I think we'd be better off just putting that towards our debt and deficit. Once those are paid off, it'll be a lot easier to find money for health care.

Anonymous said...

Okay…I said I wouldn’t watch the Liberal propaganda show of the CBC that is campaigning for the Coalition party(Election Canada, where are you) but I must admit I watched part of it. There was Pat Martin, Joe Volpe and Evan Solomon ATTACKING the lone Conservative(like the election debates) on Election Expenses…what a pack of hypocrites…..remember this in 2006…when pat Martin was against Joe Volpre and tonight they are together…how odd,,,It was okay with Elections Canada though…lololol

Apotex donations:Volpe’s campaign was hindered by controversy. In May 2006, the Canadian media reported that he had received $108,000 in donations from current and former executives of the drug company Apotex Inc., and each of their spouses and children. All of the donations were for $5,400, the maximum allowed for individual donations under the law, while five cheques were in the names of children under eighteen years of age. Companies are banned from donating money to a federal leadership campaign and individuals are prohibited from donating money on behalf of someone else, although donations from minors are not illegal. Critics charged that the Apotex contributions may have been an attempt to sidestep Canada’s laws on corporate donations. NDP MP Pat Martin accused Volpe of deliberately orchestrating fraudulent donations and asked the Elections Commissioner to investigate whether “individuals may be trying to circumvent campaign fundraising limits”. After Volpe threatened a libel suit, Martin said that his initial accusation was an overstatement but maintained that his call for an investigation was justified. While other parties criticized the donations, Liberal national director Steven MacKinnon stated that the party would not launch an investigation, arguing that it was the responsibility of Elections Canada to regulate donations.[84][85] The donations were parodied by a website called “”.[86]

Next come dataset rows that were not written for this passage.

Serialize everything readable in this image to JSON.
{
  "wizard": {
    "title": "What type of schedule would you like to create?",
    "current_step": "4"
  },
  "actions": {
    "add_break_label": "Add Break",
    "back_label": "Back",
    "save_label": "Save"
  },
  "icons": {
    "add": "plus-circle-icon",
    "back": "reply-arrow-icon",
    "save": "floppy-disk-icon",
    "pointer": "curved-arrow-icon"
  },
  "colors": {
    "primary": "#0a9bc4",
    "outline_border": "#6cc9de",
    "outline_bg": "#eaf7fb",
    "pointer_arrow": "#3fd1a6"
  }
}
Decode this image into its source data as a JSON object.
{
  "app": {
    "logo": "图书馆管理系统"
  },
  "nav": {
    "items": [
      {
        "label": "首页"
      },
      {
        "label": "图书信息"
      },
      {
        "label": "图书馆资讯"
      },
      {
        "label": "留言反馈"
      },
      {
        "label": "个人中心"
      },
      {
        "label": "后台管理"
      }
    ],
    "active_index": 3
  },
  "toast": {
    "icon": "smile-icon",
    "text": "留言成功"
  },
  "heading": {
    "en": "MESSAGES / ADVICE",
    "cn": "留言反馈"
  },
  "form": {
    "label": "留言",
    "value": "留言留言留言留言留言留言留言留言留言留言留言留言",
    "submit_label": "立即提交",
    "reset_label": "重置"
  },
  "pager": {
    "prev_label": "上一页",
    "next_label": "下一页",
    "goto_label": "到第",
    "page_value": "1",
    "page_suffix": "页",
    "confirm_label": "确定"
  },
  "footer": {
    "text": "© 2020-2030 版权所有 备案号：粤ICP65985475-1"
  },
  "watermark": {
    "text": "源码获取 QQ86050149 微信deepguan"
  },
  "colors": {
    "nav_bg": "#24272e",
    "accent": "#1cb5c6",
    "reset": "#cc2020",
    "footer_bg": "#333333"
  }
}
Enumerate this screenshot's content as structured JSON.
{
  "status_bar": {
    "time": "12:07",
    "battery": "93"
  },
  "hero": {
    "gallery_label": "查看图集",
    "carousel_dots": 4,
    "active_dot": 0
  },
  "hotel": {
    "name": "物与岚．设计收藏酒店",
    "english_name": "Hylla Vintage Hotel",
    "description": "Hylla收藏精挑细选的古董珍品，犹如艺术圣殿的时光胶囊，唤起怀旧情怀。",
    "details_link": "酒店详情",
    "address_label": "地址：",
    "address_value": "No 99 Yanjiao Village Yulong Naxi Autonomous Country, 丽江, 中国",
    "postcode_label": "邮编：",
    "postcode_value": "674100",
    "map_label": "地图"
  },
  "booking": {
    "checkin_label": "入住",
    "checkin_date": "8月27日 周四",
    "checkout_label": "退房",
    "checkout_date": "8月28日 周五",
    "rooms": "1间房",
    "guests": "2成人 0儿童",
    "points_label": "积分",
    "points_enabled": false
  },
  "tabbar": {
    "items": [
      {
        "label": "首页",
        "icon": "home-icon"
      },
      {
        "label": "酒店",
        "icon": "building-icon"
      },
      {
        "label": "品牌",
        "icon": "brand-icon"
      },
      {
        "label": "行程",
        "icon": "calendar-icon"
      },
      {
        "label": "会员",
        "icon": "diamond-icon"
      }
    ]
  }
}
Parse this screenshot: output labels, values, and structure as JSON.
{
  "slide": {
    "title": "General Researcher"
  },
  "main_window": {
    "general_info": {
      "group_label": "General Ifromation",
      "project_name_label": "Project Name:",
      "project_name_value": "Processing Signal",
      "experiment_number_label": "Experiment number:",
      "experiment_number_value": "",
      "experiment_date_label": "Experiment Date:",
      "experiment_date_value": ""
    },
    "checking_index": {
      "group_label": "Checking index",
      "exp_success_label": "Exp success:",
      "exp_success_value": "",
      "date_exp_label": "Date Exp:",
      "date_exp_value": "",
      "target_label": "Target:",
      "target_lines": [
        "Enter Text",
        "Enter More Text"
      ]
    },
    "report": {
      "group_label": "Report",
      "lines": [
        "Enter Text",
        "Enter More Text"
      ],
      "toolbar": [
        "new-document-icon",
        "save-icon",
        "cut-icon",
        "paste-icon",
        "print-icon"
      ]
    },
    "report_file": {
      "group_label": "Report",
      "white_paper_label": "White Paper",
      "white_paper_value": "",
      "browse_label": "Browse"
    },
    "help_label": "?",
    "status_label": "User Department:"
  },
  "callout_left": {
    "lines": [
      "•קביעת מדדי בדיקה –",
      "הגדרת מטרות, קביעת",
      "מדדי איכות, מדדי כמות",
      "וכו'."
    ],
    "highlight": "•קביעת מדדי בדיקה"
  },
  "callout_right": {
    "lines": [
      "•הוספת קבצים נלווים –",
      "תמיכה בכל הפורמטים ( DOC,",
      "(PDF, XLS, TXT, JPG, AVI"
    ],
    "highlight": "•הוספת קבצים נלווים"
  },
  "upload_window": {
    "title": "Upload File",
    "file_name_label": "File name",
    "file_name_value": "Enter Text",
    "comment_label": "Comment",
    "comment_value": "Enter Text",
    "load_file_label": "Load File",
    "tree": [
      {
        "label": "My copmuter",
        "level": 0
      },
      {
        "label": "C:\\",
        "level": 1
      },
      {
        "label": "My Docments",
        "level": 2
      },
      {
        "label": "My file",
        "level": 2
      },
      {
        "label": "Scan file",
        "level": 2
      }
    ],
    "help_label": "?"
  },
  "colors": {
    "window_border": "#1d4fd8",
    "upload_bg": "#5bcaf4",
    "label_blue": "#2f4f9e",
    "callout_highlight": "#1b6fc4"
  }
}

Volpe responded by promising to return any donations that contravened the letter or spirit of the law. He returned the five cheques from minors after extensive media criticism, and denied that any laws had been broken. The controversy nonetheless damaged his candidacy.[87][88][89] Sukh Dhaliwal withdrew his support from Volpe after the controversy broke, saying “I think this thing should not happen in any campaign”.[90] Other Liberals requested that Volpe withdraw from the contest due to negative publicity, but he said that this was not an option he was considering.[91] In July 2006, Volpe argued that the Federal Accountability Act should be amended to prevent persons under eighteen from contributing to political campaigns.[92]

On December 5, 2006, Elections Canada stated that Volpe had not violated election financing law in accepting the contributions.[93]

This looks like the CBC and elections Canada bias to me.

Anonymous said...

I am a senior and listen to CBC radio everyday and find their programs diverse and informative. I watch CBCNW Power and Politics for opinions. Don Newman offered a quality program and non-partisan wheras the current person is more Conservative. I think CBC deserve public funding because it is less partisan than CTV.It is a tough job today doing public programs as it seems that one is under the gun to comply with present government preferences for support for their idealogy. It's to the point that one is intimidated to make one's point of view public. I support the CBC, will continue to watch CTV and other stations, some radio showa to ensure that I'm informed about what other viewers and listeners think.

CanadianSense said...

Hockey Night in Canada and Dragon's Den only show that made top 30 this week.

The CBC should not use our money to fund the NHL, let a private broadcaster pick it up.